J Immigr Minor Health. 2016 Feb;18(1):228-33. doi: 10.1007/s10903-015-0163-7.

Abstract

To validate a sun exposure questionnaire against objective measures of change in skin color and to assess its validity in predicting 25(OH)D in a sample of African Americans and Hispanics with type 2 diabetes. Ninety subjects were enrolled. The sun exposure score was calculated by multiplying the time spent outdoors times the skin exposed score. Skin color was determined by reflectance colorimetry. The relationship between serum 25(OH)D, skin exposure score and stomach skin color was evaluated by a multi-linear regression model. The unadjusted model showed that skin exposure score (P = 0.037), and stomach skin color (P = 0.021) were associated with serum 25(OH)D. This relationship remained significant only for stomach skin color (P = 0.020) after controlling for covariates. It may be possible that the color of the skin is a better predictor of 25(OH)D in this particular population than sun exposure behaviors.

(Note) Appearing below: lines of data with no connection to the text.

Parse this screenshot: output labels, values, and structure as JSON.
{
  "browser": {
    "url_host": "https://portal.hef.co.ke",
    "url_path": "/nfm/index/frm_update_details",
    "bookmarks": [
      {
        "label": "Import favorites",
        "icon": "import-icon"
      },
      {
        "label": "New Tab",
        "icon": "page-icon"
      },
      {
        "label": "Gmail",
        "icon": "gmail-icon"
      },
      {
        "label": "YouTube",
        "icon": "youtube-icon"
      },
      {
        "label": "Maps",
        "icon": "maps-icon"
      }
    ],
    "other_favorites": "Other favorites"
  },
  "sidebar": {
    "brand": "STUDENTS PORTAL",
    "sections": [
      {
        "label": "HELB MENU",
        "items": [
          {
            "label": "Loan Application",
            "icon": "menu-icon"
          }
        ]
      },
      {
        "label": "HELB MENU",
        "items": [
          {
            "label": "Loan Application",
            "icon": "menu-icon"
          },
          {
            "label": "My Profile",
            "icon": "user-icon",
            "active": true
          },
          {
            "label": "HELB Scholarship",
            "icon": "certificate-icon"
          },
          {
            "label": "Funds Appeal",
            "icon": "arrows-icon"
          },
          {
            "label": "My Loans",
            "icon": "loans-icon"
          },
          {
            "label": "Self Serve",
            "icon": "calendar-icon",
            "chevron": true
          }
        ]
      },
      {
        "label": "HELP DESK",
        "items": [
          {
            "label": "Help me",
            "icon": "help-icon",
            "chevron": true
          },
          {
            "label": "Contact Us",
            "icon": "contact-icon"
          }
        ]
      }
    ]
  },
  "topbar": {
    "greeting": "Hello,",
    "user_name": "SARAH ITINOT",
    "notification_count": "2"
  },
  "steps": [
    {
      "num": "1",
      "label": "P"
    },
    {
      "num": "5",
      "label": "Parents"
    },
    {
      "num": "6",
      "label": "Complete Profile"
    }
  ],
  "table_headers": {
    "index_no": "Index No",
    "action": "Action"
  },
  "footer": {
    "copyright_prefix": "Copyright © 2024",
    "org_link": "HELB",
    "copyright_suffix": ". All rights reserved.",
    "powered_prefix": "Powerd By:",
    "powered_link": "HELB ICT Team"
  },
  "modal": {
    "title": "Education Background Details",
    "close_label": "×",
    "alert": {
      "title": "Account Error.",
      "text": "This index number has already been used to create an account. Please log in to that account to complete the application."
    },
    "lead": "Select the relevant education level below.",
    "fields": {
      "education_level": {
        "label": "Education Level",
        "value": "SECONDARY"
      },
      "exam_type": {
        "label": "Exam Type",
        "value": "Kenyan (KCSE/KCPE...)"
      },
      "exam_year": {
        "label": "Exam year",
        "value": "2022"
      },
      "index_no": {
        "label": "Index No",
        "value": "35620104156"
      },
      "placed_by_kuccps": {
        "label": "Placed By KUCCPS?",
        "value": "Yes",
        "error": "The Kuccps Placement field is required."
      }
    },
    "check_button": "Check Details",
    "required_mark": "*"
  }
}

Keywords: Skin color; Sun exposure; Type 2 diabetes; Vitamin D.

Publication types

  • Research Support, N.I.H., Extramural

MeSH terms

  • Adult
  • African Americans*
  • Aged
  • Cross-Sectional Studies
  • Diabetes Mellitus, Type 2 / blood*
  • Diabetes Mellitus, Type 2 / epidemiology
  • Female
  • Florida / epidemiology
  • Hispanic Americans*
  • Humans
  • Male
  • Middle Aged
  • Reproducibility of Results
  • Skin Pigmentation*
  • Socioeconomic Factors
  • Stomach
  • Sunbathing
  • Surveys and Questionnaires / standards*
  • Vitamin D / blood*

Substances

  • Vitamin D